Remember the days when getting a college degree was almost a guarantee you could get a job in your chosen major? These days? Not so much. Here is what The Center for College Affordability found:
• Nearly half of employed college graduates in the U.S. hold down jobs that don’t require a 4-year degree. There are approximately 330,000 waiters, 115,000 janitors and cleaners; and 83,000 bartenders.
• 11% percent of college grads are in occupations requiring more than a high school diploma but less than a bachelor’s degree.
• 37% of employed college graduates are in jobs requiring no more than a high school diploma.
• There are over 5 million college grads in jobs that don’t even require a high school education.
• 15% of cab drivers, 5% of retail sales clerks and 15% of firefighters had a bachelor’s degree in 2010 compared to 1% for each of those in 1970.
Why is this? It’s a simple supply and demand problem. Check out these statistics:
• U.S. Labor Department data from 2010 show that there were almost 42 million college grads in the workforce, while the number of jobs requiring a college degree was 28 million.

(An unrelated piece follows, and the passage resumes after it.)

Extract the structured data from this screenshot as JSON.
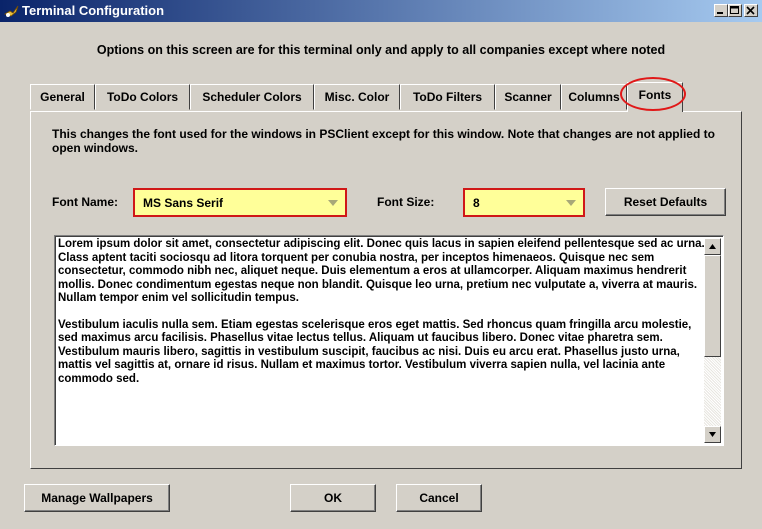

• The number of Americans who attained a bachelor’s degree grew 25% between 2002 to 2012. In the same period, associate’s degrees rose 31%, master’s degrees increased 4% and doctorates skyrocketed 43%.

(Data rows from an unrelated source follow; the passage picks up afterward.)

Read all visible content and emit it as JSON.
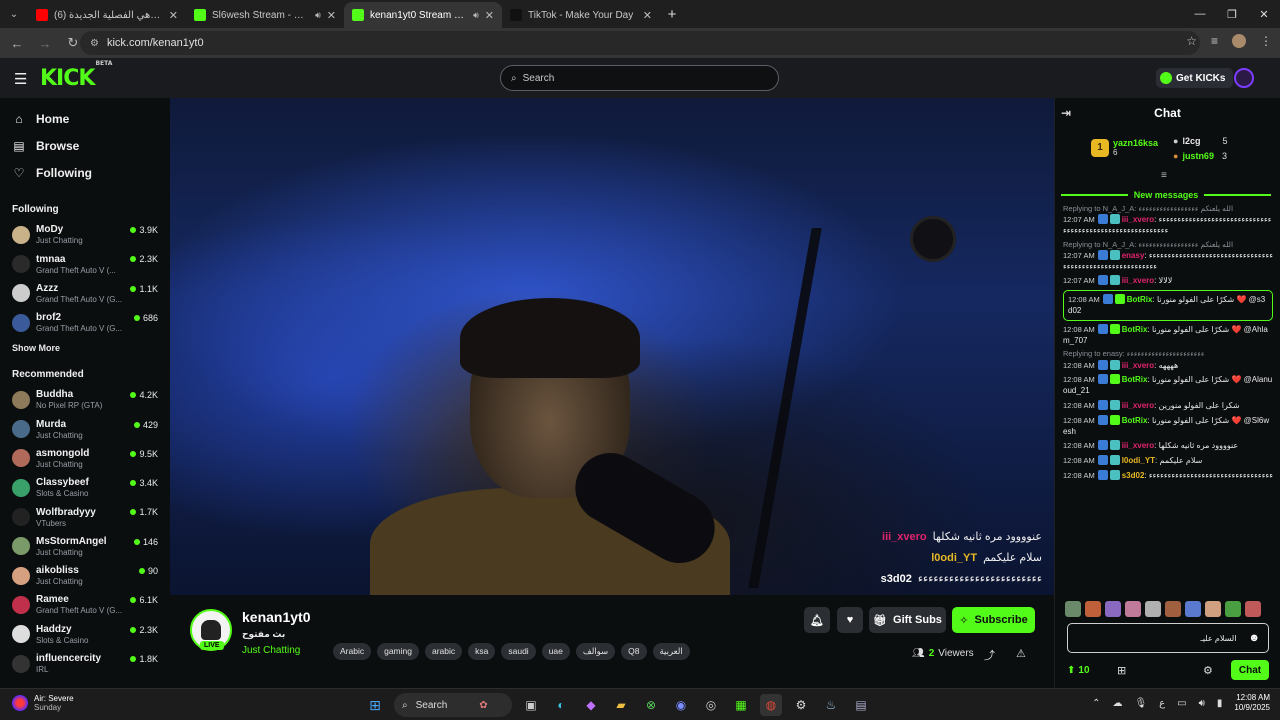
{
  "browser": {
    "tabs": [
      {
        "title": "(6) ملاهي الفصلية الجديدة !!",
        "favicon_color": "#ff0000",
        "active": false,
        "sound": false
      },
      {
        "title": "Sl6wesh Stream - Watch Live",
        "favicon_color": "#53fc18",
        "active": false,
        "sound": true
      },
      {
        "title": "kenan1yt0 Stream - Watch",
        "favicon_color": "#53fc18",
        "active": true,
        "sound": true
      },
      {
        "title": "TikTok - Make Your Day",
        "favicon_color": "#111111",
        "active": false,
        "sound": false
      }
    ],
    "url": "kick.com/kenan1yt0"
  },
  "header": {
    "logo": "KICK",
    "logo_sup": "BETA",
    "search_placeholder": "Search",
    "get_kicks": "Get KICKs"
  },
  "sidebar": {
    "nav": [
      {
        "label": "Home",
        "icon": "home-icon"
      },
      {
        "label": "Browse",
        "icon": "browse-icon"
      },
      {
        "label": "Following",
        "icon": "heart-icon"
      }
    ],
    "following_title": "Following",
    "following": [
      {
        "name": "MoDy",
        "category": "Just Chatting",
        "viewers": "3.9K",
        "color": "#c9b28a"
      },
      {
        "name": "tmnaa",
        "category": "Grand Theft Auto V (...",
        "viewers": "2.3K",
        "color": "#2a2a2a"
      },
      {
        "name": "Azzz",
        "category": "Grand Theft Auto V (G...",
        "viewers": "1.1K",
        "color": "#cccccc"
      },
      {
        "name": "brof2",
        "category": "Grand Theft Auto V (G...",
        "viewers": "686",
        "color": "#3a5a9a"
      }
    ],
    "show_more": "Show More",
    "recommended_title": "Recommended",
    "recommended": [
      {
        "name": "Buddha",
        "category": "No Pixel RP (GTA)",
        "viewers": "4.2K",
        "color": "#8c7a5a"
      },
      {
        "name": "Murda",
        "category": "Just Chatting",
        "viewers": "429",
        "color": "#4a6a8a"
      },
      {
        "name": "asmongold",
        "category": "Just Chatting",
        "viewers": "9.5K",
        "color": "#b06a5a"
      },
      {
        "name": "Classybeef",
        "category": "Slots & Casino",
        "viewers": "3.4K",
        "color": "#3aa06a"
      },
      {
        "name": "Wolfbradyyy",
        "category": "VTubers",
        "viewers": "1.7K",
        "color": "#222222"
      },
      {
        "name": "MsStormAngel",
        "category": "Just Chatting",
        "viewers": "146",
        "color": "#7a9a6a"
      },
      {
        "name": "aikobliss",
        "category": "Just Chatting",
        "viewers": "90",
        "color": "#d4a080"
      },
      {
        "name": "Ramee",
        "category": "Grand Theft Auto V (G...",
        "viewers": "6.1K",
        "color": "#c0304a"
      },
      {
        "name": "Haddzy",
        "category": "Slots & Casino",
        "viewers": "2.3K",
        "color": "#dddddd"
      },
      {
        "name": "influencercity",
        "category": "IRL",
        "viewers": "1.8K",
        "color": "#333333"
      }
    ]
  },
  "video_overlay": [
    {
      "user": "iii_xvero",
      "msg": "عنوووود مره ثانيه شكلها",
      "color": "#e0246e"
    },
    {
      "user": "l0odi_YT",
      "msg": "سلام عليكمم",
      "color": "#e8b923"
    },
    {
      "user": "s3d02",
      "msg": "ءءءءءءءءءءءءءءءءءءءءءءءء",
      "color": "#ffffff"
    }
  ],
  "stream": {
    "streamer": "kenan1yt0",
    "title": "بث مفتوح",
    "category": "Just Chatting",
    "live": "LIVE",
    "tags": [
      "Arabic",
      "gaming",
      "arabic",
      "ksa",
      "saudi",
      "uae",
      "سوالف",
      "Q8",
      "العربية"
    ],
    "gift_subs": "Gift Subs",
    "subscribe": "Subscribe",
    "viewers_count": "2",
    "viewers_label": "Viewers"
  },
  "chat": {
    "title": "Chat",
    "leaderboard": {
      "top_name": "yazn16ksa",
      "top_count": "6",
      "second_name": "l2cg",
      "second_count": "5",
      "third_name": "justn69",
      "third_count": "3"
    },
    "new_messages": "New messages",
    "messages": [
      {
        "reply": "Replying to N_A_J_A: الله يلعنكم ءءءءءءءءءءءءءءءءء",
        "time": "12:07 AM",
        "user": "iii_xvero",
        "color": "#e0246e",
        "text": "ءءءءءءءءءءءءءءءءءءءءءءءءءءءءءءءءءءءءءءءءءءءءءءءءءءءءءءءءءء",
        "highlight": false
      },
      {
        "reply": "Replying to N_A_J_A: الله يلعنكم ءءءءءءءءءءءءءءءءء",
        "time": "12:07 AM",
        "user": "enasy",
        "color": "#e0246e",
        "text": "ءءءءءءءءءءءءءءءءءءءءءءءءءءءءءءءءءءءءءءءءءءءءءءءءءءءءءءءءءء",
        "highlight": false
      },
      {
        "reply": "",
        "time": "12:07 AM",
        "user": "iii_xvero",
        "color": "#e0246e",
        "text": "لالالا",
        "highlight": false
      },
      {
        "reply": "",
        "time": "12:08 AM",
        "user": "BotRix",
        "color": "#53fc18",
        "text": "شكرًا على الفولو منورنا ❤️ @s3d02",
        "highlight": true
      },
      {
        "reply": "",
        "time": "12:08 AM",
        "user": "BotRix",
        "color": "#53fc18",
        "text": "شكرًا على الفولو منورنا ❤️ @Ahlam_707",
        "highlight": false
      },
      {
        "reply": "Replying to enasy: ءءءءءءءءءءءءءءءءءءءءءء",
        "time": "12:08 AM",
        "user": "iii_xvero",
        "color": "#e0246e",
        "text": "ههههه",
        "highlight": false
      },
      {
        "reply": "",
        "time": "12:08 AM",
        "user": "BotRix",
        "color": "#53fc18",
        "text": "شكرًا على الفولو منورنا ❤️ @Alanuoud_21",
        "highlight": false
      },
      {
        "reply": "",
        "time": "12:08 AM",
        "user": "iii_xvero",
        "color": "#e0246e",
        "text": "شكرا على الفولو منورين",
        "highlight": false
      },
      {
        "reply": "",
        "time": "12:08 AM",
        "user": "BotRix",
        "color": "#53fc18",
        "text": "شكرًا على الفولو منورنا ❤️ @Sl6wesh",
        "highlight": false
      },
      {
        "reply": "",
        "time": "12:08 AM",
        "user": "iii_xvero",
        "color": "#e0246e",
        "text": "عنوووود مره ثانيه شكلها",
        "highlight": false
      },
      {
        "reply": "",
        "time": "12:08 AM",
        "user": "l0odi_YT",
        "color": "#e8b923",
        "text": "سلام عليكمم",
        "highlight": false
      },
      {
        "reply": "",
        "time": "12:08 AM",
        "user": "s3d02",
        "color": "#e8b923",
        "text": "ءءءءءءءءءءءءءءءءءءءءءءءءءءءءءءءءء",
        "highlight": false
      }
    ],
    "input_value": "السلام عليـ",
    "points": "10",
    "send_label": "Chat"
  },
  "taskbar": {
    "weather_title": "Air: Severe",
    "weather_sub": "Sunday",
    "search": "Search",
    "time": "12:08 AM",
    "date": "10/9/2025",
    "lang": "ع"
  }
}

• In 1970, about 10% of Americans over age 25 had a college degree. Today, that number is 30%.
What does all this mean? Your child, grandchild, or whoever, might want to research what types of jobs are out there for their intended college major before sinking thousands and thousands of dollars into a college education.